┌─ Dataset extract

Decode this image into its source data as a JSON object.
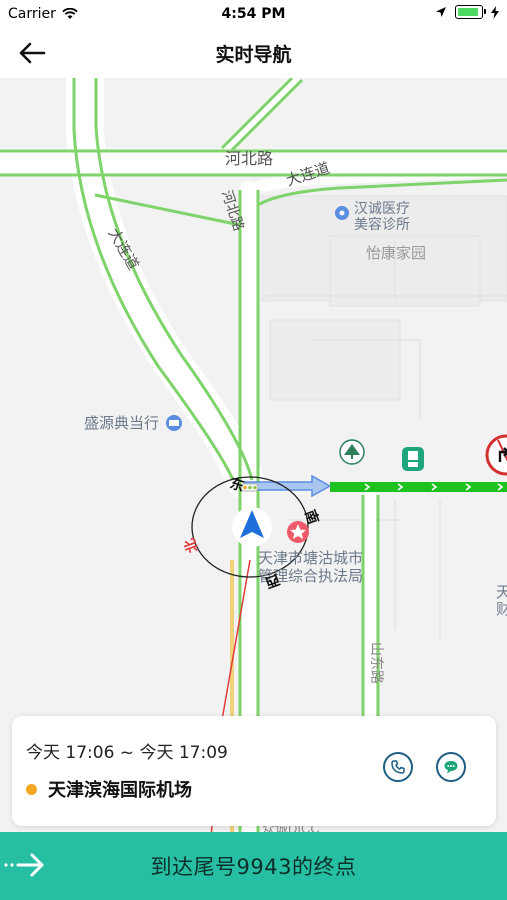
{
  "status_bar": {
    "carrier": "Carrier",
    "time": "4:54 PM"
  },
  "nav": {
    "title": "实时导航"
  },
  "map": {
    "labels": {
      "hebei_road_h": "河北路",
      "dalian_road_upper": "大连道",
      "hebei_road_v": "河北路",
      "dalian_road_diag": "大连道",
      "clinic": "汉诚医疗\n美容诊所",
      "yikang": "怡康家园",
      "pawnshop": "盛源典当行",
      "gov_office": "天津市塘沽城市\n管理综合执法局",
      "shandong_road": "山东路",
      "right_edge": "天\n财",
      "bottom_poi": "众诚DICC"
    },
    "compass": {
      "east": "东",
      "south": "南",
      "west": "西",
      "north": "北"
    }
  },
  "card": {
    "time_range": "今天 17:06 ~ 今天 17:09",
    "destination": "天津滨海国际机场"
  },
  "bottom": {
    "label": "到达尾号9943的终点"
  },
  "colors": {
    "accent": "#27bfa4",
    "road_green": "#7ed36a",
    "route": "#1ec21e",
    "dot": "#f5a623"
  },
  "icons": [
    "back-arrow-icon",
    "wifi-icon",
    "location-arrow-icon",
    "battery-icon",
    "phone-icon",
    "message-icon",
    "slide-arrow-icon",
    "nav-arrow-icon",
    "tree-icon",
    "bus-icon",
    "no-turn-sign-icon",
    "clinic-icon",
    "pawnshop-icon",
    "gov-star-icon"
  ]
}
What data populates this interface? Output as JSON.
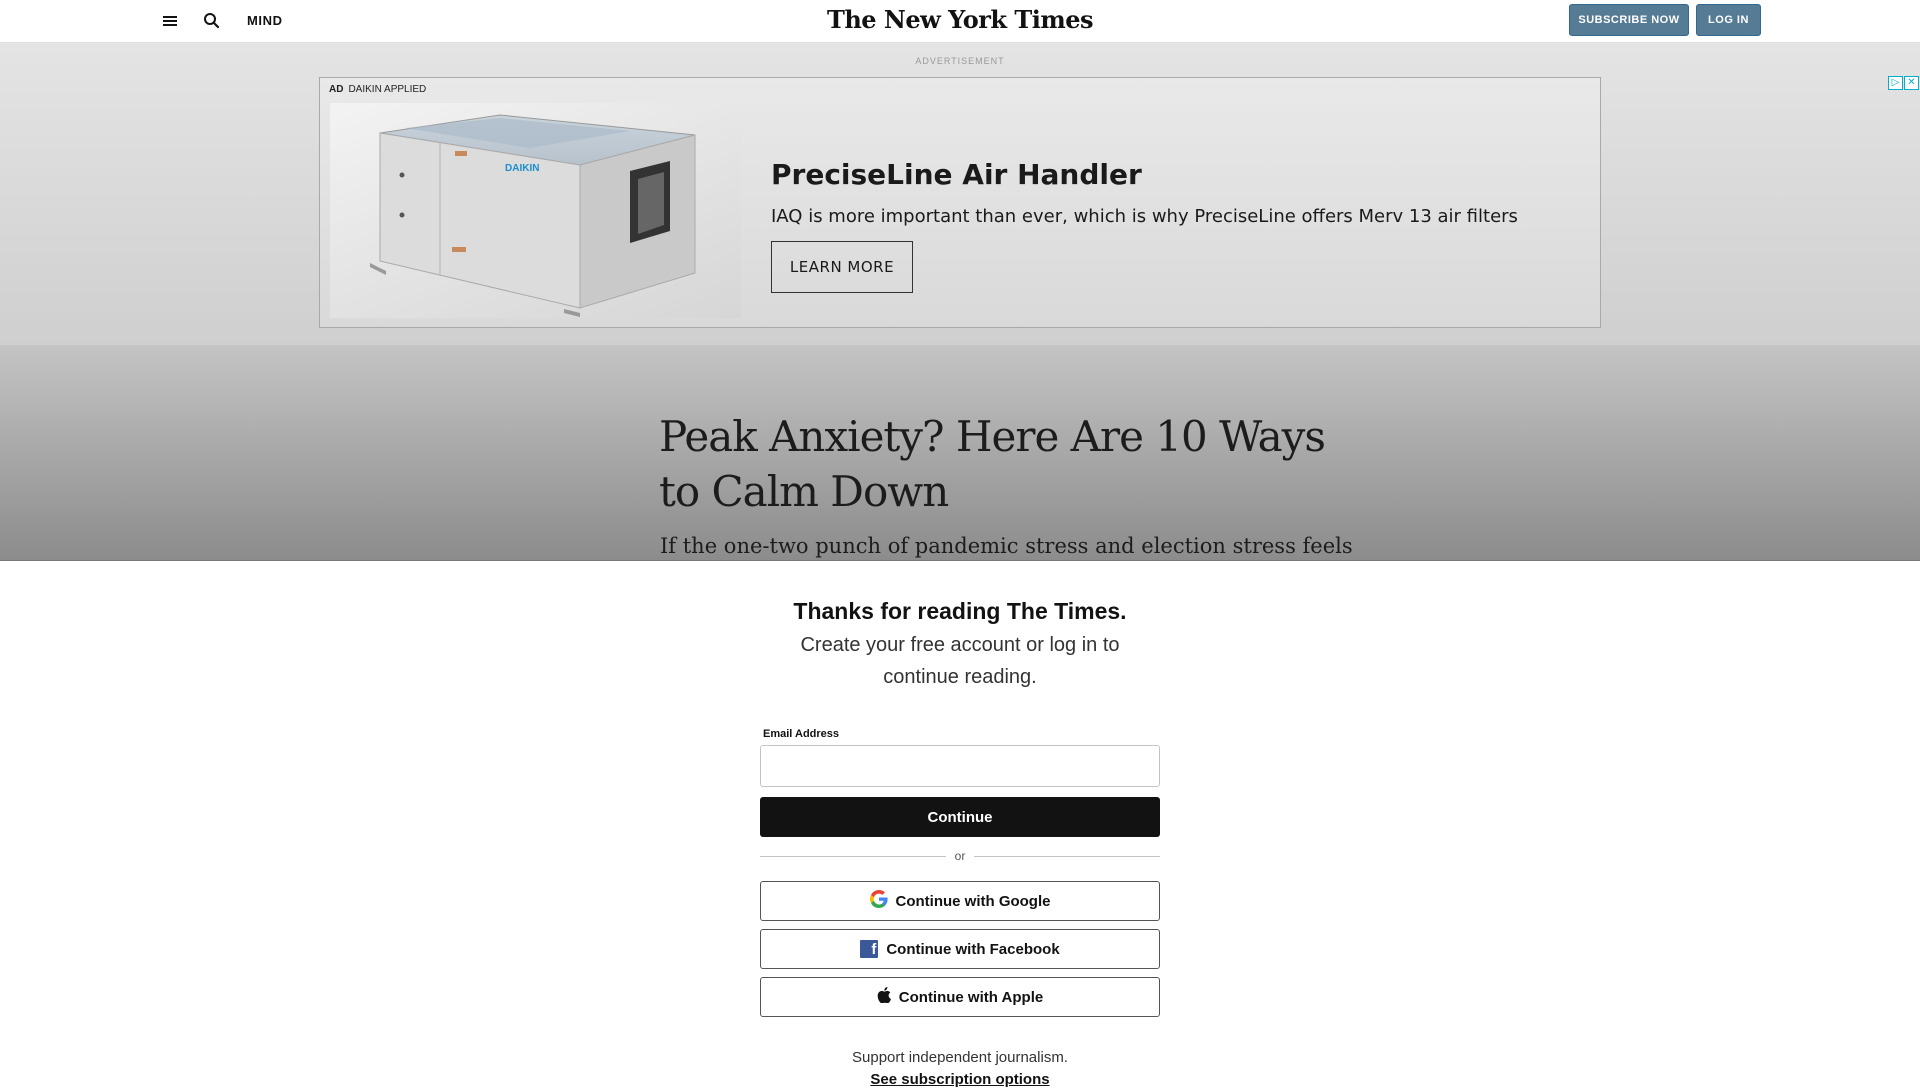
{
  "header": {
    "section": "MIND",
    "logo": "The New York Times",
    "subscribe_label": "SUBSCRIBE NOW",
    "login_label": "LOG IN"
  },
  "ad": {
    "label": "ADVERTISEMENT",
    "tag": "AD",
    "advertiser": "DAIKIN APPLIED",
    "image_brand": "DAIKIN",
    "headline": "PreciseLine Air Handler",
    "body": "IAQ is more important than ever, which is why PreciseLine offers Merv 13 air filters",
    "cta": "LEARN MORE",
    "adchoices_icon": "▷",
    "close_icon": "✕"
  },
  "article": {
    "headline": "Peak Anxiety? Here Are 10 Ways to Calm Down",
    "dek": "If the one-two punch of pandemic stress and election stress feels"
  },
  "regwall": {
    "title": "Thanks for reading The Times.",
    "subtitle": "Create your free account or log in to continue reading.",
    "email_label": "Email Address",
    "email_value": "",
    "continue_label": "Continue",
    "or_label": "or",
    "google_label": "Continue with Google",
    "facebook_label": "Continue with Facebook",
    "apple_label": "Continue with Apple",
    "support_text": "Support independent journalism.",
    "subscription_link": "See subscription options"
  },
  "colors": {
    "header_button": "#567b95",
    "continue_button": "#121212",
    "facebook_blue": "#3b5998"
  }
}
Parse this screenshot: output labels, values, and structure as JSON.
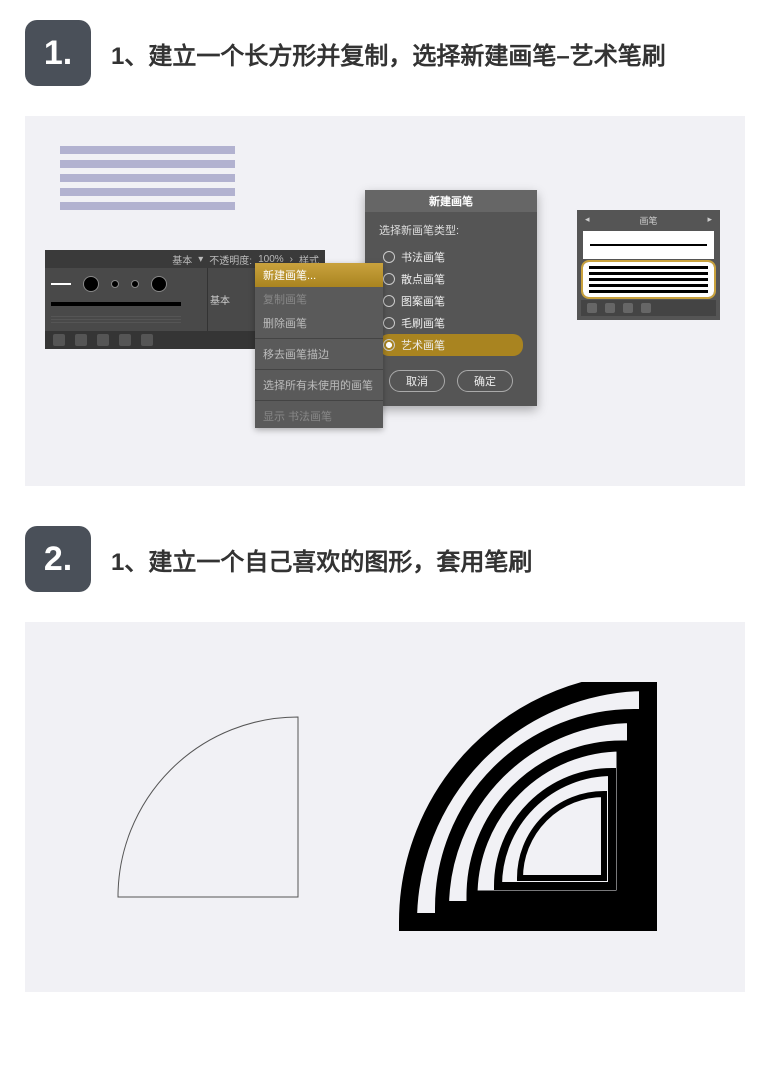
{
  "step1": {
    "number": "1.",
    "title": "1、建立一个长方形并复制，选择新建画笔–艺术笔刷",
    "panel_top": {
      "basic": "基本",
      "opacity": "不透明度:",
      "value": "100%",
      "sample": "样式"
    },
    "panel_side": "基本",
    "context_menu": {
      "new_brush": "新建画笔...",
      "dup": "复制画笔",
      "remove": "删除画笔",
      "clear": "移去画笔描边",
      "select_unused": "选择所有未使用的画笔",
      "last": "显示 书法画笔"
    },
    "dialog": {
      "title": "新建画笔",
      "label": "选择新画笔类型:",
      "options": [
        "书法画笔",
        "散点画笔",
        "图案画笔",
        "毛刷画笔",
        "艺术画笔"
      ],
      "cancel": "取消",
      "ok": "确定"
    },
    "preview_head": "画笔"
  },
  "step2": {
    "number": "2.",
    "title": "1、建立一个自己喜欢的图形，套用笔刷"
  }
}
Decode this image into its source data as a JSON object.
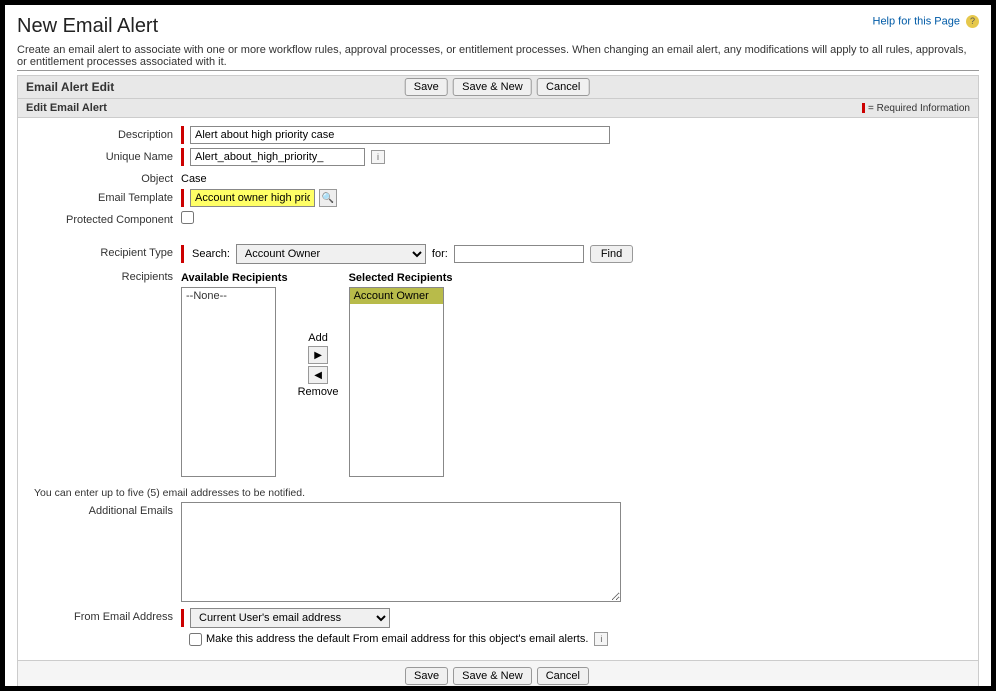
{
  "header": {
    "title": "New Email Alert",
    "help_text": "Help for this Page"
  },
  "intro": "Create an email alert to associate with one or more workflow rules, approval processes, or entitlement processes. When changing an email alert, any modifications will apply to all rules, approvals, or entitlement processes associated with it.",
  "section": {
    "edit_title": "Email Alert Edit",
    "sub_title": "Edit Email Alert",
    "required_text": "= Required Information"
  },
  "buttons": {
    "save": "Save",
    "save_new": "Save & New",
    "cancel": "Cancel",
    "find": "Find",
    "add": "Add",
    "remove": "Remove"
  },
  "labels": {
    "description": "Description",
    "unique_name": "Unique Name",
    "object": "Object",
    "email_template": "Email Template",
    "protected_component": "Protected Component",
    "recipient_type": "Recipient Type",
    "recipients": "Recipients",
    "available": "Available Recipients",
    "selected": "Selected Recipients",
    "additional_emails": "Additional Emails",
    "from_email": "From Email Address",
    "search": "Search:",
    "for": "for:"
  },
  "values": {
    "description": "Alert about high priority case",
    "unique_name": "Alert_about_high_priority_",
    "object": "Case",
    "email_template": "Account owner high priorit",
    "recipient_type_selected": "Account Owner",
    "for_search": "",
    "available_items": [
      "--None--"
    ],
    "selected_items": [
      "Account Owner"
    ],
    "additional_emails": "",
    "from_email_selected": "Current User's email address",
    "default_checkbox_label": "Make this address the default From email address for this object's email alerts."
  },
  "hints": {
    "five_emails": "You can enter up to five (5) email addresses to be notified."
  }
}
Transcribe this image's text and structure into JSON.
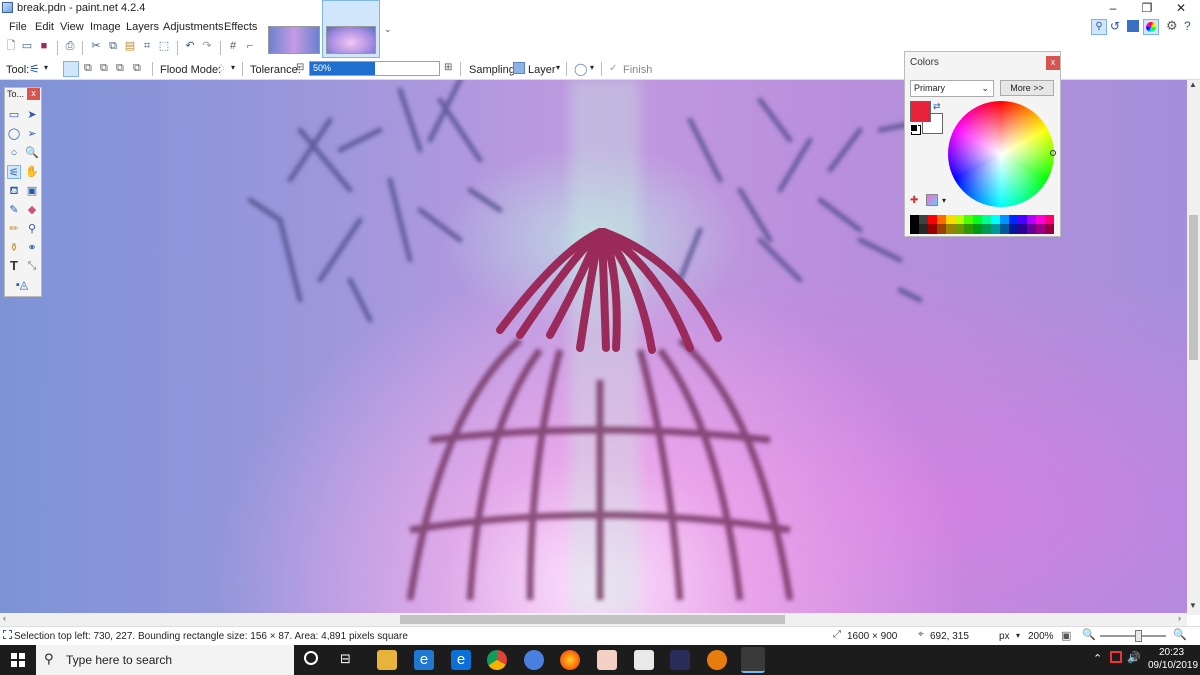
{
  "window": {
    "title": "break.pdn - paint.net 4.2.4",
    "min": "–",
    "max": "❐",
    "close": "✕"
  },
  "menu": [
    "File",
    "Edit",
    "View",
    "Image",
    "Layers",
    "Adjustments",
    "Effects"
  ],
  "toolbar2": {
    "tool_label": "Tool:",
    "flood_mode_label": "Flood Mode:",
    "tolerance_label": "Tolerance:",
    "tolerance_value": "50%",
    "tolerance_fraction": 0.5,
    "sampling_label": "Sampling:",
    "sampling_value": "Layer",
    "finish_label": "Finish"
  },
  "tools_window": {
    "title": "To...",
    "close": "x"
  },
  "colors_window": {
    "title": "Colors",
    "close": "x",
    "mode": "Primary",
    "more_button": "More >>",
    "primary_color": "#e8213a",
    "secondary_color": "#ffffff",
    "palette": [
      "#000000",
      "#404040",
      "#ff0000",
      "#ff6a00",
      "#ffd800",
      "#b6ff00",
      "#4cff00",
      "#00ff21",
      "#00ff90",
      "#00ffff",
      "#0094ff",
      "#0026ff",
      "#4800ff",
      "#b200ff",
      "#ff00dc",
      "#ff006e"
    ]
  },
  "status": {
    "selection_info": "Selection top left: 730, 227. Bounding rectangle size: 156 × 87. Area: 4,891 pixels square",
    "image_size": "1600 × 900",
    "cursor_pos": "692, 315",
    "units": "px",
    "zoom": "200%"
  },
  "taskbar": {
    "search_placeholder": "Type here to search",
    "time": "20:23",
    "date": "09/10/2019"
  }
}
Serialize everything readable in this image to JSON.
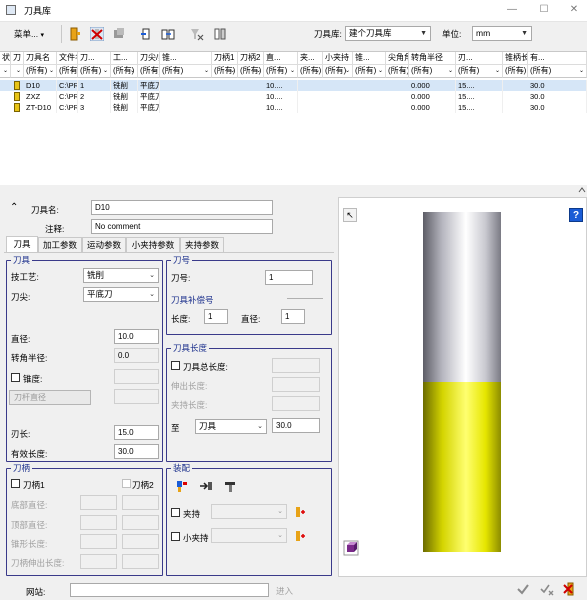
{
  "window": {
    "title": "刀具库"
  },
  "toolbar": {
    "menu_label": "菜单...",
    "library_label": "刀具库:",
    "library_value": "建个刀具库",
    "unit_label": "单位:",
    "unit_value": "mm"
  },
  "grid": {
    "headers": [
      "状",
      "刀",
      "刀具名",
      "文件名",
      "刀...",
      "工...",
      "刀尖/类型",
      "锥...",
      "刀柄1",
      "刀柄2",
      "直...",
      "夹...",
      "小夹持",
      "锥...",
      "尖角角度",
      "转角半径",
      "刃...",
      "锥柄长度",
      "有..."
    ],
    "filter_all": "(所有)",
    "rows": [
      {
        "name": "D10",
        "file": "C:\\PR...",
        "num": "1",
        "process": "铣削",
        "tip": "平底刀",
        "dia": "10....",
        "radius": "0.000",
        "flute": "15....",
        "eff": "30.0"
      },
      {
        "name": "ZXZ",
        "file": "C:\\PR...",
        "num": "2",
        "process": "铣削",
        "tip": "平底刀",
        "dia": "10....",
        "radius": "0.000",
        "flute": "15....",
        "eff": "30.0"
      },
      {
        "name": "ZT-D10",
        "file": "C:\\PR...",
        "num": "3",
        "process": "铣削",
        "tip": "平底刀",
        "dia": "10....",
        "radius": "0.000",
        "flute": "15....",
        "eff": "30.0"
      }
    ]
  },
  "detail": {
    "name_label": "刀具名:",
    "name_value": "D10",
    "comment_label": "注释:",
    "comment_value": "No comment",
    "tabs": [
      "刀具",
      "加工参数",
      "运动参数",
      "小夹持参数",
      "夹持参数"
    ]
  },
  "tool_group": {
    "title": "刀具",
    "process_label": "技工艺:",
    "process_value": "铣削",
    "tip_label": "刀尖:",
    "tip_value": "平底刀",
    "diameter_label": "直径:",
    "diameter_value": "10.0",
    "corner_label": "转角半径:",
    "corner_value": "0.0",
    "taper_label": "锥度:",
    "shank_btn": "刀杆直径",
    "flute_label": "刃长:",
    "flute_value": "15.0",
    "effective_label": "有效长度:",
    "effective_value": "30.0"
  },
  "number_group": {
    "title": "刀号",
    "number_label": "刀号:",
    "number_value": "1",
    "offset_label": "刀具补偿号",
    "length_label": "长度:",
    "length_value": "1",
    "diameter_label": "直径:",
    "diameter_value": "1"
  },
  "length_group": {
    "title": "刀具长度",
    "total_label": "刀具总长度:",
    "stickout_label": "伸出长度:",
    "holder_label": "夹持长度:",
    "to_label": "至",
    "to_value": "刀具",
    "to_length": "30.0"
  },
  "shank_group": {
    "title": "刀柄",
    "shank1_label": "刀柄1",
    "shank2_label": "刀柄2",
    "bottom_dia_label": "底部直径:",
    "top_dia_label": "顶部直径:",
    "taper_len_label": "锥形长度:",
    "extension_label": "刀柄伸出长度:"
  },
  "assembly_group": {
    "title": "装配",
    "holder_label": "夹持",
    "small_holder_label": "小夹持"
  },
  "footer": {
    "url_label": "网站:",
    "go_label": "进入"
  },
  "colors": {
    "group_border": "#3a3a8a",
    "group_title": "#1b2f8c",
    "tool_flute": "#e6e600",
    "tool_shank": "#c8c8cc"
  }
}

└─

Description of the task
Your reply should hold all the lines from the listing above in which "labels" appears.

Output for this exercise
    "labels": {
Parse this screenshot: output labels, values, and structure as JSON.
  "labels": {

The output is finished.